Glen Vandermolen is offline   Reply With Quote
Old September 29th, 2010, 01:57 PM   #18
Regular Crew
Join Date: Mar 2010
Location: EU
Posts: 60
Brian, Glen:

Thank you!
Tans Mark is offline   Reply With Quote
Old September 29th, 2010, 04:49 PM   #19
Vortex Media
Join Date: Jan 2009
Location: Florida
Posts: 2,664

Like Brian and Glen have already said, a lot of this comes down to personal opinion. You're never going to get a consensus of opinion about any product. All I know is that I stand by everything I've written about the XF305 because it is based on my pesonal experience, experimentation, and observations. Brian can quote from Canon's operation manual all he wants to about the purpose of the three IS modes, and imply that I'm not using IS correctly, but that doesn't change the fact that they produce poor results in real world situations.
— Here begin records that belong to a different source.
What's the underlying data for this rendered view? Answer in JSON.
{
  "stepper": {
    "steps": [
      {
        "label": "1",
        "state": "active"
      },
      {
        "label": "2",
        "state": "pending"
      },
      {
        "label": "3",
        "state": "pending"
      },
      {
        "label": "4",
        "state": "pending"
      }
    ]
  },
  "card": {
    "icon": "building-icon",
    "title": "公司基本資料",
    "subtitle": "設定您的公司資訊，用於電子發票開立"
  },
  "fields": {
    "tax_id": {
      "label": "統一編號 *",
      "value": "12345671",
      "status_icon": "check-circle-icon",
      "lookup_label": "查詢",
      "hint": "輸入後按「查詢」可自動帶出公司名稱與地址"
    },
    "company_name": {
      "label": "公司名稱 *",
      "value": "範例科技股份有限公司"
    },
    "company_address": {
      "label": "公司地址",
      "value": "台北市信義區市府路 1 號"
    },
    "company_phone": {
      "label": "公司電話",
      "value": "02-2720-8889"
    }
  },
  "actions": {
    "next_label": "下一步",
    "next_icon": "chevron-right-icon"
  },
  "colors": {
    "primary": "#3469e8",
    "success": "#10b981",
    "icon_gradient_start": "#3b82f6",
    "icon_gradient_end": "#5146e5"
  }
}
I know what I have seen first-hand with the camera. I am not inexpereinced at shooting, and I'm saying that theIS is inferior to Sony's.

If IS so great, then why do I see it's artifacts in other people's videos too? In my book, that is the sign of a problem.

Standard is supposed to be for wide shots? Well, thank you very much but I don't need any IS at all for a wide shot. I could be standing on a trampoline and get a steady wide shot without any IS. And Dynamic is supposed to be for static shots that have no movement? Well, I don't know about other people, but I'm shooting video, not stills. My shots move.

I'm just throwing out my opinion. It doesn't make any difference at all to me whether someone wants to believe me or not. I don't have an axe to grind against Canon or Sony, but I'm not going to gloss over their imperfections either.
Vortex Media
Sony FS7, F55, and XDCAM training videos, field guides, and other production tools
Doug Jensen is offline   Reply With Quote
Old October 8th, 2010, 11:35 AM   #20
Major Player
Join Date: Feb 2006
Posts: 229
Hey Brian, just wanted to jump in and say that the technicality of your music vid is absolutely first rate. It's better than most stuff getting rotation right now on network TV. Your shoot makes this cam appear to be flawless, LOL!
Aaron Courtney is offline   Reply With Quote
Old October 8th, 2010, 11:58 AM   #21
Major Player
Join Date: Feb 2008
Location: California
Posts: 230
From the footage I've seen so far, it seems like the Sony is 'hyper' real, and the Canon is 'hyper HYPER' real. Still deciding which I prefer.
Buck Forester is offline   Reply

DV Info Net refers all where-to-buy and where-to-rent questions exclusively to these trusted full line dealers and rental houses...

(800) 223-2500
New York, NY

B&H Photo Video
(866) 521-7381
New York, NY

Texas Media Systems
(512) 440-1400
Austin, TX

Precision Camera
(800) 677-1023
Austin, TX

(800) 323-2325
Mineola, NY

DV Info Net also encourages you to support local businesses and buy from an authorized dealer in your neighborhood.
  You are here: DV Info Net > Canon EOS / MXF / AVCHD / HDV / DV Camera Systems > Canon XF Series 4K and HD Camcorders

Thread Tools Search this Thread
Search this Thread:

Advanced Search



All times are GMT -6. The time now is 05:20 PM.

DV Info Net -- Real Names, Real People, Real Info!
1998-2018 The Digital Video Information Network